*** Record extracts Section Begins ***
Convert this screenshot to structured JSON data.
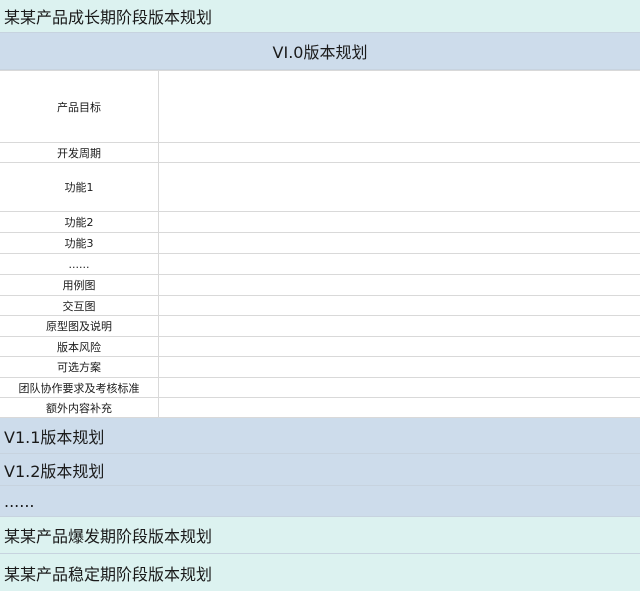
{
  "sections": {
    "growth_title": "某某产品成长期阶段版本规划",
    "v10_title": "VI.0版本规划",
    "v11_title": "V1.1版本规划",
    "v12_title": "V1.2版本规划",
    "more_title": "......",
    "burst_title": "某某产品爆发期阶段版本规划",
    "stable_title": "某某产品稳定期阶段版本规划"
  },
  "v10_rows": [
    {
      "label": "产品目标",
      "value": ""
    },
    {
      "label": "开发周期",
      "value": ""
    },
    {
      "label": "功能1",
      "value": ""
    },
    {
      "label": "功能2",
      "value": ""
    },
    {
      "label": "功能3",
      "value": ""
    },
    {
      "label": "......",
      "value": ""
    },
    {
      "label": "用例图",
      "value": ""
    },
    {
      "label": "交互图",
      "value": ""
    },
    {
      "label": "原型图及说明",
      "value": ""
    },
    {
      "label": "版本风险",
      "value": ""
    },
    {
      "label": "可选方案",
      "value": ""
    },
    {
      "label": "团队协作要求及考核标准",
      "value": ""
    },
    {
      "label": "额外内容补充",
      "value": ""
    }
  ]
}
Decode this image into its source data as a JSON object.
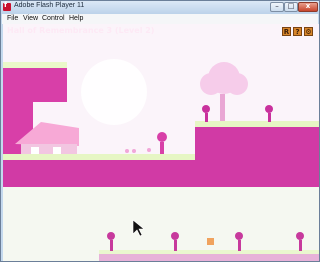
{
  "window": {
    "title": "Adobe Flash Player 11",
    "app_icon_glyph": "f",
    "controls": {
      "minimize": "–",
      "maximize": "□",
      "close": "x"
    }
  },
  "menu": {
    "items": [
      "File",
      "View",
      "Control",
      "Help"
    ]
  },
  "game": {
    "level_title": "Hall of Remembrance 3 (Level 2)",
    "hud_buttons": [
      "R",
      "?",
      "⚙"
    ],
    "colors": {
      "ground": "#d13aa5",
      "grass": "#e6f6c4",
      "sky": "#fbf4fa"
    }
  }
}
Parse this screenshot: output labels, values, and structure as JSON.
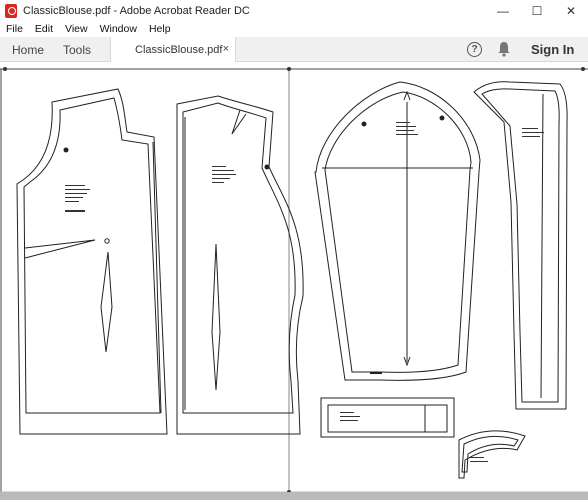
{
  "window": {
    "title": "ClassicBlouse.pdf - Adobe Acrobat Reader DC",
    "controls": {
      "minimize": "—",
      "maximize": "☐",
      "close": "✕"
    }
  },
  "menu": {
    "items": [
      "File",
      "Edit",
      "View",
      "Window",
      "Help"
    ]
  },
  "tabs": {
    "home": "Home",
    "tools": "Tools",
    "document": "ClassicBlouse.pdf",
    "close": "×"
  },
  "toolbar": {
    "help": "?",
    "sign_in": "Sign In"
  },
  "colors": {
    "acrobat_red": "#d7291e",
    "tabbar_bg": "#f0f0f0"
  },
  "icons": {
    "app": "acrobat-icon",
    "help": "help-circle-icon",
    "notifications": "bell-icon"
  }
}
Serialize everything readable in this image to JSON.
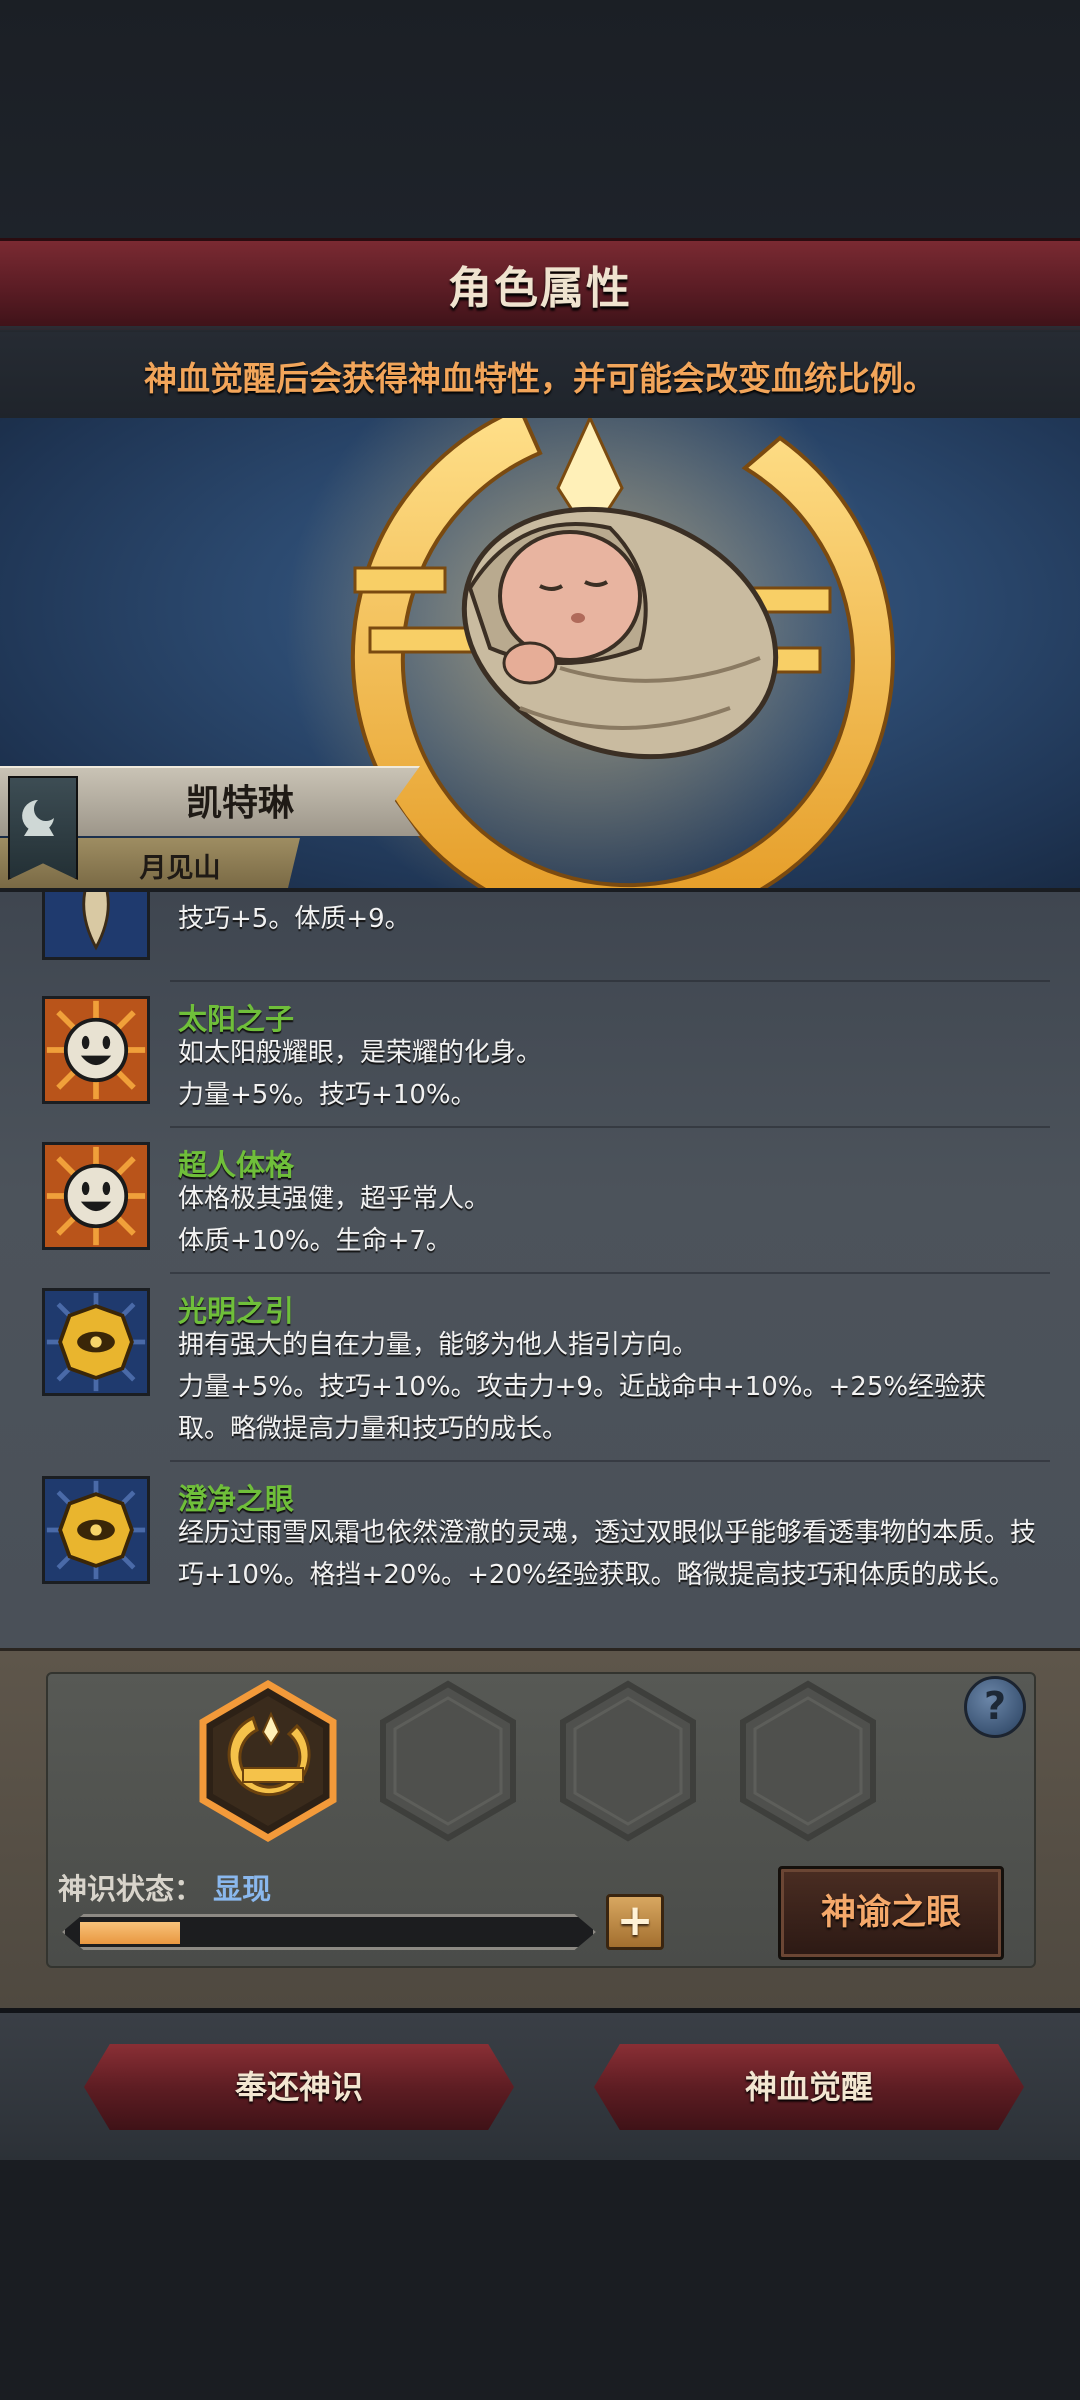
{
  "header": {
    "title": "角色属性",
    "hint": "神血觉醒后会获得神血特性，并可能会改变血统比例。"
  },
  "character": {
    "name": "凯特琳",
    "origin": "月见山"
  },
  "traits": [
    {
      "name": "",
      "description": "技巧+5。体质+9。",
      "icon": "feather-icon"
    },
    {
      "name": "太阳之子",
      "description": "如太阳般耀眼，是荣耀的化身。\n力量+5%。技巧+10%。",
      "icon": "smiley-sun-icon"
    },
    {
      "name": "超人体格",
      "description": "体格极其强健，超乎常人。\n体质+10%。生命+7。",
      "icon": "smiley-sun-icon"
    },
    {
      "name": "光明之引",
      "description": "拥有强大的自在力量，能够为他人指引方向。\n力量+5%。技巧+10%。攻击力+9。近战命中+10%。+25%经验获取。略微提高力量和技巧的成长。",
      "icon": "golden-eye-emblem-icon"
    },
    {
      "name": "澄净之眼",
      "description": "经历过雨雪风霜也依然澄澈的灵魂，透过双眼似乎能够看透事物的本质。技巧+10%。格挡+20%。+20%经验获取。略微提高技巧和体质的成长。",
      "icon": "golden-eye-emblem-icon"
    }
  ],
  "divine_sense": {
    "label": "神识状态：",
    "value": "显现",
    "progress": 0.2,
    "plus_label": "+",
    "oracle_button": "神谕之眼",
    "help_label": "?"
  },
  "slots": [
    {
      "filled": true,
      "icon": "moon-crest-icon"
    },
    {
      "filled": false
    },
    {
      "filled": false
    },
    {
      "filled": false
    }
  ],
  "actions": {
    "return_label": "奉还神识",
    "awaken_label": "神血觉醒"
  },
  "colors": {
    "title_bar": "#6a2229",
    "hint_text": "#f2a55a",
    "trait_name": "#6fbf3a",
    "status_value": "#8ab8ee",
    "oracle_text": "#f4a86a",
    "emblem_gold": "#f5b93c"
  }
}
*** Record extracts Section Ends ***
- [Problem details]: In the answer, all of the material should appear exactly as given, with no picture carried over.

- [Exercise result]:
Convert this screenshot to structured JSON data.
{
  "sections": {
    "growth_title": "某某产品成长期阶段版本规划",
    "v10_title": "VI.0版本规划",
    "v11_title": "V1.1版本规划",
    "v12_title": "V1.2版本规划",
    "more_title": "......",
    "burst_title": "某某产品爆发期阶段版本规划",
    "stable_title": "某某产品稳定期阶段版本规划"
  },
  "v10_rows": [
    {
      "label": "产品目标",
      "value": ""
    },
    {
      "label": "开发周期",
      "value": ""
    },
    {
      "label": "功能1",
      "value": ""
    },
    {
      "label": "功能2",
      "value": ""
    },
    {
      "label": "功能3",
      "value": ""
    },
    {
      "label": "......",
      "value": ""
    },
    {
      "label": "用例图",
      "value": ""
    },
    {
      "label": "交互图",
      "value": ""
    },
    {
      "label": "原型图及说明",
      "value": ""
    },
    {
      "label": "版本风险",
      "value": ""
    },
    {
      "label": "可选方案",
      "value": ""
    },
    {
      "label": "团队协作要求及考核标准",
      "value": ""
    },
    {
      "label": "额外内容补充",
      "value": ""
    }
  ]
}
Decode this image into its source data as a JSON object.
{
  "window": {
    "title": "Adobe Flash Player 11",
    "app_icon_glyph": "f",
    "controls": {
      "minimize": "–",
      "maximize": "□",
      "close": "x"
    }
  },
  "menu": {
    "items": [
      "File",
      "View",
      "Control",
      "Help"
    ]
  },
  "game": {
    "level_title": "Hall of Remembrance 3 (Level 2)",
    "hud_buttons": [
      "R",
      "?",
      "⚙"
    ],
    "colors": {
      "ground": "#d13aa5",
      "grass": "#e6f6c4",
      "sky": "#fbf4fa"
    }
  }
}
Parse this screenshot: output labels, values, and structure as JSON.
{
  "window": {
    "title": "ClassicBlouse.pdf - Adobe Acrobat Reader DC",
    "controls": {
      "minimize": "—",
      "maximize": "☐",
      "close": "✕"
    }
  },
  "menu": {
    "items": [
      "File",
      "Edit",
      "View",
      "Window",
      "Help"
    ]
  },
  "tabs": {
    "home": "Home",
    "tools": "Tools",
    "document": "ClassicBlouse.pdf",
    "close": "×"
  },
  "toolbar": {
    "help": "?",
    "sign_in": "Sign In"
  },
  "colors": {
    "acrobat_red": "#d7291e",
    "tabbar_bg": "#f0f0f0"
  },
  "icons": {
    "app": "acrobat-icon",
    "help": "help-circle-icon",
    "notifications": "bell-icon"
  }
}
Serialize everything readable in this image to JSON.
{
  "header": {
    "title": "角色属性",
    "hint": "神血觉醒后会获得神血特性，并可能会改变血统比例。"
  },
  "character": {
    "name": "凯特琳",
    "origin": "月见山"
  },
  "traits": [
    {
      "name": "",
      "description": "技巧+5。体质+9。",
      "icon": "feather-icon"
    },
    {
      "name": "太阳之子",
      "description": "如太阳般耀眼，是荣耀的化身。\n力量+5%。技巧+10%。",
      "icon": "smiley-sun-icon"
    },
    {
      "name": "超人体格",
      "description": "体格极其强健，超乎常人。\n体质+10%。生命+7。",
      "icon": "smiley-sun-icon"
    },
    {
      "name": "光明之引",
      "description": "拥有强大的自在力量，能够为他人指引方向。\n力量+5%。技巧+10%。攻击力+9。近战命中+10%。+25%经验获取。略微提高力量和技巧的成长。",
      "icon": "golden-eye-emblem-icon"
    },
    {
      "name": "澄净之眼",
      "description": "经历过雨雪风霜也依然澄澈的灵魂，透过双眼似乎能够看透事物的本质。技巧+10%。格挡+20%。+20%经验获取。略微提高技巧和体质的成长。",
      "icon": "golden-eye-emblem-icon"
    }
  ],
  "divine_sense": {
    "label": "神识状态：",
    "value": "显现",
    "progress": 0.2,
    "plus_label": "+",
    "oracle_button": "神谕之眼",
    "help_label": "?"
  },
  "slots": [
    {
      "filled": true,
      "icon": "moon-crest-icon"
    },
    {
      "filled": false
    },
    {
      "filled": false
    },
    {
      "filled": false
    }
  ],
  "actions": {
    "return_label": "奉还神识",
    "awaken_label": "神血觉醒"
  },
  "colors": {
    "title_bar": "#6a2229",
    "hint_text": "#f2a55a",
    "trait_name": "#6fbf3a",
    "status_value": "#8ab8ee",
    "oracle_text": "#f4a86a",
    "emblem_gold": "#f5b93c"
  }
}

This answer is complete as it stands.